Fan is short for fanatic. Fans think with passion and pride and typically consider themselves part of the team. Fans care about their teams as much as anything else.

Sometimes, fans cross the line.

That’s what happened on Jan. 21 at the Spalding Hoophall Classic, when No. 2 Sierra Canyon was in the middle of a game as they had an inbound pass on the sideline. The player inbounding the ball happened to be LeBron James Jr. Yes, he’s the son of that LeBron James. 

“Bronny,” as he’s called, has taken the internet by storm with his ability on the court and of course because of his father being one of the best basketball players to ever live. But a fan, clearly not a fan of the older James, decided to use this as an opportunity to throw something at Bronny. 

It ended up being a harmless plastic cup, but it is a prime example of a fanatic crossing the line. It is never okay to throw something at a player during a game. From professional all the way down to Little League, throwing objects should never be the answer. 

What makes this matter worse is that a fan’s view of LeBron James drove him to throw something at a minor. 

It ended up being a minor who threw the object, but James Sr. said it best when asked about the situation after his game against the Boston Celtics. 

“It’s just disrespectful, and it was a little kid, too,” James said to a pool of reporters. “I don’t know how old that little kid was. I don’t know. I don’t know if he learned that on his own or learned it at home or whatever the case may be, but it’s disrespectful.”

James also elaborated on the fact that his children, especially Bronny, have learned to take the hate and abuse sometimes for their dad being who he is. But the bigger problem is, why do they have to face that burden? Minors should not be blamed for the actions of their parents, and expecting Bronny to do anything other than just play basketball and go to school is a disservice to his growth and development as a basketball player and human being. 
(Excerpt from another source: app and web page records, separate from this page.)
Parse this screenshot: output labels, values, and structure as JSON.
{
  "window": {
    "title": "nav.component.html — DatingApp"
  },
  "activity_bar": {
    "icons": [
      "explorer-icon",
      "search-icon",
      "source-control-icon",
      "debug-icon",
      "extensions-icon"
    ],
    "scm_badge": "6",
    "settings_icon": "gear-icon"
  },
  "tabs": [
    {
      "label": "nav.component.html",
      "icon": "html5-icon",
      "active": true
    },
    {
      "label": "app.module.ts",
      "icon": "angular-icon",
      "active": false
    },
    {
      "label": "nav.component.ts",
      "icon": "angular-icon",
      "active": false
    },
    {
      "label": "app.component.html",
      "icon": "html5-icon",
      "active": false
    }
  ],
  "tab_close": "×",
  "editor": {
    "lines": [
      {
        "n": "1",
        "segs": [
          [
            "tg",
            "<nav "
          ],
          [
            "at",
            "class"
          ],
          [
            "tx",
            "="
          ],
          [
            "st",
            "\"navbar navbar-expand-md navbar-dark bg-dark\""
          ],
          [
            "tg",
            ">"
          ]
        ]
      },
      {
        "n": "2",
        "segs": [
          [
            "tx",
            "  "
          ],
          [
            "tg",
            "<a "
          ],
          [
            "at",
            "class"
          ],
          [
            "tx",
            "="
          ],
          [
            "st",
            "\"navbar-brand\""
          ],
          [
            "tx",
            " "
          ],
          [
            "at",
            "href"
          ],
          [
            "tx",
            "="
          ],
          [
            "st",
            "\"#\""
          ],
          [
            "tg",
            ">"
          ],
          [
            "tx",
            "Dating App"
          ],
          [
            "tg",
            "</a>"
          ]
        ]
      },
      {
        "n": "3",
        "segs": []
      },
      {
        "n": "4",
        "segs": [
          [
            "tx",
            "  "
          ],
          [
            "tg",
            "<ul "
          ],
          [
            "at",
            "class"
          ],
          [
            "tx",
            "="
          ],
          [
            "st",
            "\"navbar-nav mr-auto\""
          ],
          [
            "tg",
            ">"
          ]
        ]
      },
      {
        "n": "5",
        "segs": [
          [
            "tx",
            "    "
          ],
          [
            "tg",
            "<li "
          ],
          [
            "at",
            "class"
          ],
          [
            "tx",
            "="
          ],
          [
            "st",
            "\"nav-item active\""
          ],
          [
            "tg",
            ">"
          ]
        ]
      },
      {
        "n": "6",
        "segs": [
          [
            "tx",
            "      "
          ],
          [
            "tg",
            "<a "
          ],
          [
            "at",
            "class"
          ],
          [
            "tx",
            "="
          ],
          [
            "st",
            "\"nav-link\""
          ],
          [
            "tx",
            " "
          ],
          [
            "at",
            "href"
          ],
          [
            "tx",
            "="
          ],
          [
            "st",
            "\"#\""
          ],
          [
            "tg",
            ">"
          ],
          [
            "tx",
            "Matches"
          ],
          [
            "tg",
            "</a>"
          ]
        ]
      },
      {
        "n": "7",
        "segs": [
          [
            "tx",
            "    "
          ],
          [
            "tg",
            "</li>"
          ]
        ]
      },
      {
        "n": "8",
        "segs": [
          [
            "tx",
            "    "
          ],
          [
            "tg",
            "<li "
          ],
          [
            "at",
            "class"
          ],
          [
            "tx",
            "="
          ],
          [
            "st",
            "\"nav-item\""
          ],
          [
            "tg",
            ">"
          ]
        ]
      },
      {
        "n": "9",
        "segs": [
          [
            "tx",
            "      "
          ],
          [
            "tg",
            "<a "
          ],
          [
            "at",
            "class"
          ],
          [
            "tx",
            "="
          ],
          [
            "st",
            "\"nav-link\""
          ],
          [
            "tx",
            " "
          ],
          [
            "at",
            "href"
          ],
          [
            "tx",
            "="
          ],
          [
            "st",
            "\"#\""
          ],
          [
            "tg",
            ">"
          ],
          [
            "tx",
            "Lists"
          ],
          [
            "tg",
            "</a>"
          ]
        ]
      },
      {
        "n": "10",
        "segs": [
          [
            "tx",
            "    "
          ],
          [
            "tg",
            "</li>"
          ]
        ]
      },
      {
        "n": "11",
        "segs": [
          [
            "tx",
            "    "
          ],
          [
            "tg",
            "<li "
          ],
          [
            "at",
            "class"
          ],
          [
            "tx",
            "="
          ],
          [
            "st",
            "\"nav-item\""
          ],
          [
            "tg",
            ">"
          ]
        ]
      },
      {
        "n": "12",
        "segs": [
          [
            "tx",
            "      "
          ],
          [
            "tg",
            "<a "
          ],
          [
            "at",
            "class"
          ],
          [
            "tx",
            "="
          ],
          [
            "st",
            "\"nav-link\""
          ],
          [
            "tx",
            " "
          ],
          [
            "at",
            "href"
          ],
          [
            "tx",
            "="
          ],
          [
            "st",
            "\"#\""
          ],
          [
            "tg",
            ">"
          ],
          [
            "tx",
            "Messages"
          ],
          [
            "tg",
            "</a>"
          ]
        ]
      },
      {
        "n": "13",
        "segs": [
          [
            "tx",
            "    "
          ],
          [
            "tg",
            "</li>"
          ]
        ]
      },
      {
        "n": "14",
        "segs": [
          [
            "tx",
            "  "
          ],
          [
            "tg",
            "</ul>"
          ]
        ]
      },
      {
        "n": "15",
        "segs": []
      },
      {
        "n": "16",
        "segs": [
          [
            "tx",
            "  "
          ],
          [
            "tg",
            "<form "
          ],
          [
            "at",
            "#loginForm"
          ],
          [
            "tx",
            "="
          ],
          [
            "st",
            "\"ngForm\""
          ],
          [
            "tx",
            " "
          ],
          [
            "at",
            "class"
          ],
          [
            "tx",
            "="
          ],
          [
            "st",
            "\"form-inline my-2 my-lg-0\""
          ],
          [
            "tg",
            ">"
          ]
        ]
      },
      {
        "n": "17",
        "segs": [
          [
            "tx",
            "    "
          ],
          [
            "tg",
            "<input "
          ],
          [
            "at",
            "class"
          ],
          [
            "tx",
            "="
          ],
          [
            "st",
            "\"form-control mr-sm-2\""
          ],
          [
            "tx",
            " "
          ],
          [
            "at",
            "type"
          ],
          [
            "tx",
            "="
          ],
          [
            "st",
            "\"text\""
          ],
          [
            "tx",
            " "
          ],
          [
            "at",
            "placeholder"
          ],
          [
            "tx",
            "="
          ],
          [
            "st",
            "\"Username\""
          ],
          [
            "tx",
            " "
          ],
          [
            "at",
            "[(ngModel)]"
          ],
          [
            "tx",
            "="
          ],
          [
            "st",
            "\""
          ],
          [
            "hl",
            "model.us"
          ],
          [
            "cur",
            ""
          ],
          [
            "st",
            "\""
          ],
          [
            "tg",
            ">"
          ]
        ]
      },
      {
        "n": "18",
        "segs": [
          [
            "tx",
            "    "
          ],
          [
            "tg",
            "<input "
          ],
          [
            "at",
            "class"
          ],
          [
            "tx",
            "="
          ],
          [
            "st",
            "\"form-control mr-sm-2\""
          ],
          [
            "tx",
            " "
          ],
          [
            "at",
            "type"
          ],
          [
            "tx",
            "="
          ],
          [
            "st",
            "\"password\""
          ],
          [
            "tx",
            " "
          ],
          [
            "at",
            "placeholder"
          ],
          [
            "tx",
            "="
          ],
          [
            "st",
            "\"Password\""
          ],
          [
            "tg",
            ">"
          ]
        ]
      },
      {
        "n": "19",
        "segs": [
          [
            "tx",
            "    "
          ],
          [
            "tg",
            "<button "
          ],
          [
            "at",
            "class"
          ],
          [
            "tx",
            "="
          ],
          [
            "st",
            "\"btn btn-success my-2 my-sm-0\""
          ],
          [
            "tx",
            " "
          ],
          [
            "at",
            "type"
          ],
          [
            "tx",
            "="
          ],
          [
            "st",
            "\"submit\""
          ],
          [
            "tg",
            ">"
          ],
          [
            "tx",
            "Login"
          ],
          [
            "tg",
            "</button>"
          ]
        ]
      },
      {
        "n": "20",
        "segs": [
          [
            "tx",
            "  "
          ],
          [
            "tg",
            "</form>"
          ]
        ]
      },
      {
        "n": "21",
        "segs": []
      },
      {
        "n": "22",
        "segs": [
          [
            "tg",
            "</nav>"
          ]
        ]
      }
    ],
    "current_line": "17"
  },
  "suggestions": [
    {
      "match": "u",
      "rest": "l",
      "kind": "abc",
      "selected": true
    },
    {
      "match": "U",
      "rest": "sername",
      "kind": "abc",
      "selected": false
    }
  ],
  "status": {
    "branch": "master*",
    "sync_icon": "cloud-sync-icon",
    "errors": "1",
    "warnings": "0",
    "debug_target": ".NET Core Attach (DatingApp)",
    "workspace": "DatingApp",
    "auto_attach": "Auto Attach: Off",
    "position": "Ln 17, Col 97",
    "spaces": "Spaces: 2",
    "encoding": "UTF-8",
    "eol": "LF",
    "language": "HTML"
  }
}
So while you attend your local high school games as a fan, just remember: Kids are watching, and people are watching. The attitudes and actions you take will be remembered and spread to those around you. So set the right example as a positive fan.